Cooperation and coordination will help the United States avoid an energy-policy confrontation.

Fortnightly Magazine - February 2006

it the third-largest auto-sales market, and adding to its distinction as the second-largest petroleum consumer in the world, behind the United States.

To a lesser degree, China’s growth affects global markets for all energy commodities, including coal and LNG. But more broadly, the potential for conflict between China and the United States over energy security issues poses geopolitical risks that jeopardize economic stability and defy easy solutions.

At the same time, however, the need for energy security creates significant opportunities, as China and the United States work toward solutions that serve the long-term interests of both countries. Whether and how these opportunities might evolve depends on the ability of leaders in both countries to engage in cooperation and coordination as a strategy for avoiding confrontation and conflict.
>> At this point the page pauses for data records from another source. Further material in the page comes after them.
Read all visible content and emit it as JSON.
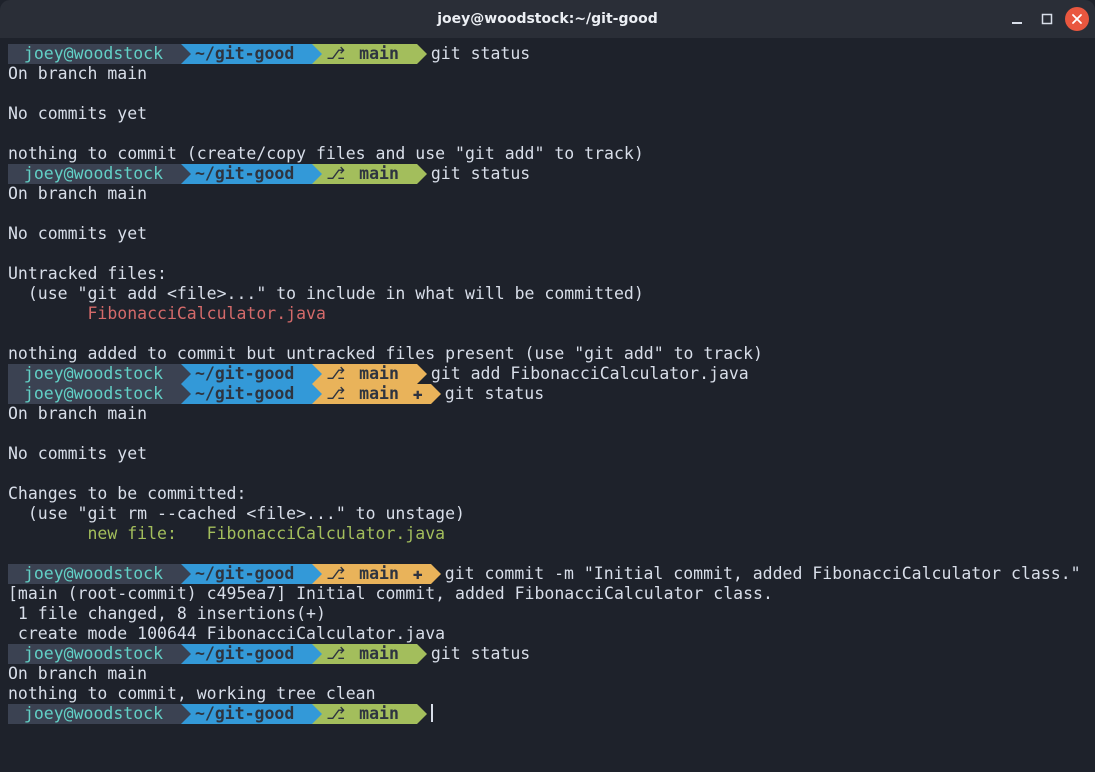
{
  "window": {
    "title": "joey@woodstock:~/git-good"
  },
  "prompt": {
    "userhost": "joey@woodstock",
    "path": "~/git-good",
    "branch": "main",
    "branch_glyph": "⎇",
    "plus_glyph": "✚"
  },
  "blocks": [
    {
      "branch_color": "green",
      "dirty": false,
      "cmd": "git status",
      "output": [
        {
          "t": "On branch main"
        },
        {
          "t": ""
        },
        {
          "t": "No commits yet"
        },
        {
          "t": ""
        },
        {
          "t": "nothing to commit (create/copy files and use \"git add\" to track)"
        }
      ]
    },
    {
      "branch_color": "green",
      "dirty": false,
      "cmd": "git status",
      "output": [
        {
          "t": "On branch main"
        },
        {
          "t": ""
        },
        {
          "t": "No commits yet"
        },
        {
          "t": ""
        },
        {
          "t": "Untracked files:"
        },
        {
          "t": "  (use \"git add <file>...\" to include in what will be committed)"
        },
        {
          "t": "        FibonacciCalculator.java",
          "cls": "red"
        },
        {
          "t": ""
        },
        {
          "t": "nothing added to commit but untracked files present (use \"git add\" to track)"
        }
      ]
    },
    {
      "branch_color": "yellow",
      "dirty": false,
      "cmd": "git add FibonacciCalculator.java",
      "output": []
    },
    {
      "branch_color": "yellow",
      "dirty": true,
      "cmd": "git status",
      "output": [
        {
          "t": "On branch main"
        },
        {
          "t": ""
        },
        {
          "t": "No commits yet"
        },
        {
          "t": ""
        },
        {
          "t": "Changes to be committed:"
        },
        {
          "t": "  (use \"git rm --cached <file>...\" to unstage)"
        },
        {
          "t": "        new file:   FibonacciCalculator.java",
          "cls": "grn"
        },
        {
          "t": ""
        }
      ]
    },
    {
      "branch_color": "yellow",
      "dirty": true,
      "cmd": "git commit -m \"Initial commit, added FibonacciCalculator class.\"",
      "output": [
        {
          "t": "[main (root-commit) c495ea7] Initial commit, added FibonacciCalculator class."
        },
        {
          "t": " 1 file changed, 8 insertions(+)"
        },
        {
          "t": " create mode 100644 FibonacciCalculator.java"
        }
      ]
    },
    {
      "branch_color": "green",
      "dirty": false,
      "cmd": "git status",
      "output": [
        {
          "t": "On branch main"
        },
        {
          "t": "nothing to commit, working tree clean"
        }
      ]
    },
    {
      "branch_color": "green",
      "dirty": false,
      "cmd": null,
      "cursor": true,
      "output": []
    }
  ]
}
King Coal Reigns

Like coal mines, China’s power industry has seen many small, freelance power projects crop up all over the country—many of them outside the normal permitting process, and using minimal emissions controls if any. “A lot of local developers have set up projects without even partially going through approval procedures,” says Zhu Songbin, president of Songlin Group, a consulting and research firm in Beijing. “The central government realized this is no way to do business, so they shut down about 120 GW of power plants.”
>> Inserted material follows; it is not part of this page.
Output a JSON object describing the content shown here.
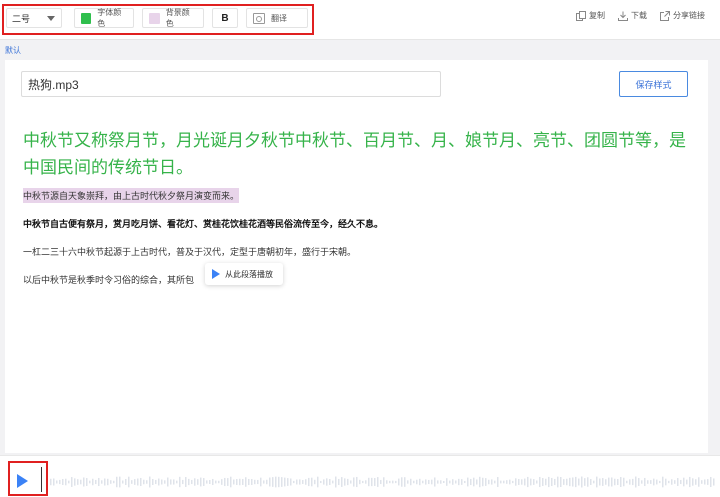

Many of the plants have restarted several months after they ostensibly were closed, however, as power-supply margins grew dangerously slim and the need for power outweighed other concerns. “We’ve had a power-supply shortage for almost three years,” Zhu says. “A lot of people are saying it’s time for us to reconsider our energy and power policies, and focus on using something other than coal.”
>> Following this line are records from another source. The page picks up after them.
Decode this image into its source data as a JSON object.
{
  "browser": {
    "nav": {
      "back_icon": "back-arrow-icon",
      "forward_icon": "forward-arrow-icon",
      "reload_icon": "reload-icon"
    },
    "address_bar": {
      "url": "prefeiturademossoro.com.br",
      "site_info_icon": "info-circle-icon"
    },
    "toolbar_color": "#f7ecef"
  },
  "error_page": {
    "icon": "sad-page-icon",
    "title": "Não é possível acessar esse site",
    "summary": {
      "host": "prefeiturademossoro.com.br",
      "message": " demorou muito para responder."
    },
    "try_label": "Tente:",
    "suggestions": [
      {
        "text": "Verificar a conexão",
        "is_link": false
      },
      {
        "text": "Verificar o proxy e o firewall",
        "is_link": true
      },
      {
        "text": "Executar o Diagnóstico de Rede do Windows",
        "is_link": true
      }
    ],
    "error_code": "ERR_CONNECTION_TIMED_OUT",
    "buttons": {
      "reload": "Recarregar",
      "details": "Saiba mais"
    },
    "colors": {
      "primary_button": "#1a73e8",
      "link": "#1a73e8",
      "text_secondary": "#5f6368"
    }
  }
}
China has the world’s third-largest reserves of coal, and is the largest producer and consumer of coal in the world. In theory, its reserves are more than adequate. But in recent years, coal producers have been unable to keep up with demand, forcing some power plants to burn oil when they run out of coal. Others have been forced to shut down completely, causing brownouts and blackouts in many areas of the country.

To improve China’s energy security, the central government has begun restructuring its electric-power sector to encourage more rational and competitive investment. Furthermore, its policies are emphasizing fuel diversity—namely by expanding hydropower, nuclear, and natural-gas fired capacity.

Natural gas has been expected to serve a growing share of China’s fuel demand, particularly in coastal urban areas that can be served by LNG imports with minimal new pipeline construction. But price increases in recent years and months are forcing decision makers to re-think the role of natural gas in China’s energy strategy.

“Price control in China has left gas prices in a former state, closer to coal prices than reflective of the world market,” says George Hopley, an associate director with Barclays Capital in New York. “Even before the Hurricanes in North America, prices were trending toward $7 or $8[/bcf], and that is double what they want to pay. It will be tough for them to look at the LNG market now, in